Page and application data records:
***
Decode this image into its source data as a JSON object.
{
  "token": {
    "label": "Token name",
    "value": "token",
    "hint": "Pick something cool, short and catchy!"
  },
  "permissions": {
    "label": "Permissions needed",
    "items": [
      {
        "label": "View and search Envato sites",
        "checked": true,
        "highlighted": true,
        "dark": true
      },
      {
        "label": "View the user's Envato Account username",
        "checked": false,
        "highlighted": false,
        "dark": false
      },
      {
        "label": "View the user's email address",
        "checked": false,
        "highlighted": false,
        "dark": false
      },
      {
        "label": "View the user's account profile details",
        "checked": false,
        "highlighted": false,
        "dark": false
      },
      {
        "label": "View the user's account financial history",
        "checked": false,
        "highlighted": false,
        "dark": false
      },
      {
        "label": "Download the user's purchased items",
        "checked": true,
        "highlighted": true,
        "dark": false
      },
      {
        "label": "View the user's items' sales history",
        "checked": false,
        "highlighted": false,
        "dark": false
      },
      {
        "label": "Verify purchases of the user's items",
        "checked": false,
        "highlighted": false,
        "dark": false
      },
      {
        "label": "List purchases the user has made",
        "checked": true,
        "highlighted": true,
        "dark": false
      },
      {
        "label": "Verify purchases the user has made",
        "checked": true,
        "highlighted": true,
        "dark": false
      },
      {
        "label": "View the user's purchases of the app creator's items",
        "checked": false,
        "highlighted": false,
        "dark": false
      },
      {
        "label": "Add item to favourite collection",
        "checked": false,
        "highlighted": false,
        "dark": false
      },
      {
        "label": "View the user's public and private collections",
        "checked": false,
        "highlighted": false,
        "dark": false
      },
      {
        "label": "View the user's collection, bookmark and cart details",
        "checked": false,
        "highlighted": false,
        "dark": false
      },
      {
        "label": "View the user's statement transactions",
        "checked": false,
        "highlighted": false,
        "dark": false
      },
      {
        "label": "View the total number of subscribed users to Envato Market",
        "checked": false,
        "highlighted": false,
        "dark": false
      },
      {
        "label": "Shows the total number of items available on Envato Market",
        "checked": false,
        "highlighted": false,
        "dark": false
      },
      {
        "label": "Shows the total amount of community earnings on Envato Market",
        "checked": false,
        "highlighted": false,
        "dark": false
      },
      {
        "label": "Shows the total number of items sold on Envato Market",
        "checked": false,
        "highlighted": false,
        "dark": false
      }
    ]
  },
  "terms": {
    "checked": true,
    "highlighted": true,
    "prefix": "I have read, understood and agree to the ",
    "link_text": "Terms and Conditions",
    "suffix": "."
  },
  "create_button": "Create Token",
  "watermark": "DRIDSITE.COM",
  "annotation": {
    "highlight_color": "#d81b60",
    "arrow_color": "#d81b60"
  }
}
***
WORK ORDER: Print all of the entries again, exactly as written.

SOLUTION TO THIS EXERCISE:
Decode this image into its source data as a JSON object.
{
  "token": {
    "label": "Token name",
    "value": "token",
    "hint": "Pick something cool, short and catchy!"
  },
  "permissions": {
    "label": "Permissions needed",
    "items": [
      {
        "label": "View and search Envato sites",
        "checked": true,
        "highlighted": true,
        "dark": true
      },
      {
        "label": "View the user's Envato Account username",
        "checked": false,
        "highlighted": false,
        "dark": false
      },
      {
        "label": "View the user's email address",
        "checked": false,
        "highlighted": false,
        "dark": false
      },
      {
        "label": "View the user's account profile details",
        "checked": false,
        "highlighted": false,
        "dark": false
      },
      {
        "label": "View the user's account financial history",
        "checked": false,
        "highlighted": false,
        "dark": false
      },
      {
        "label": "Download the user's purchased items",
        "checked": true,
        "highlighted": true,
        "dark": false
      },
      {
        "label": "View the user's items' sales history",
        "checked": false,
        "highlighted": false,
        "dark": false
      },
      {
        "label": "Verify purchases of the user's items",
        "checked": false,
        "highlighted": false,
        "dark": false
      },
      {
        "label": "List purchases the user has made",
        "checked": true,
        "highlighted": true,
        "dark": false
      },
      {
        "label": "Verify purchases the user has made",
        "checked": true,
        "highlighted": true,
        "dark": false
      },
      {
        "label": "View the user's purchases of the app creator's items",
        "checked": false,
        "highlighted": false,
        "dark": false
      },
      {
        "label": "Add item to favourite collection",
        "checked": false,
        "highlighted": false,
        "dark": false
      },
      {
        "label": "View the user's public and private collections",
        "checked": false,
        "highlighted": false,
        "dark": false
      },
      {
        "label": "View the user's collection, bookmark and cart details",
        "checked": false,
        "highlighted": false,
        "dark": false
      },
      {
        "label": "View the user's statement transactions",
        "checked": false,
        "highlighted": false,
        "dark": false
      },
      {
        "label": "View the total number of subscribed users to Envato Market",
        "checked": false,
        "highlighted": false,
        "dark": false
      },
      {
        "label": "Shows the total number of items available on Envato Market",
        "checked": false,
        "highlighted": false,
        "dark": false
      },
      {
        "label": "Shows the total amount of community earnings on Envato Market",
        "checked": false,
        "highlighted": false,
        "dark": false
      },
      {
        "label": "Shows the total number of items sold on Envato Market",
        "checked": false,
        "highlighted": false,
        "dark": false
      }
    ]
  },
  "terms": {
    "checked": true,
    "highlighted": true,
    "prefix": "I have read, understood and agree to the ",
    "link_text": "Terms and Conditions",
    "suffix": "."
  },
  "create_button": "Create Token",
  "watermark": "DRIDSITE.COM",
  "annotation": {
    "highlight_color": "#d81b60",
    "arrow_color": "#d81b60"
  }
}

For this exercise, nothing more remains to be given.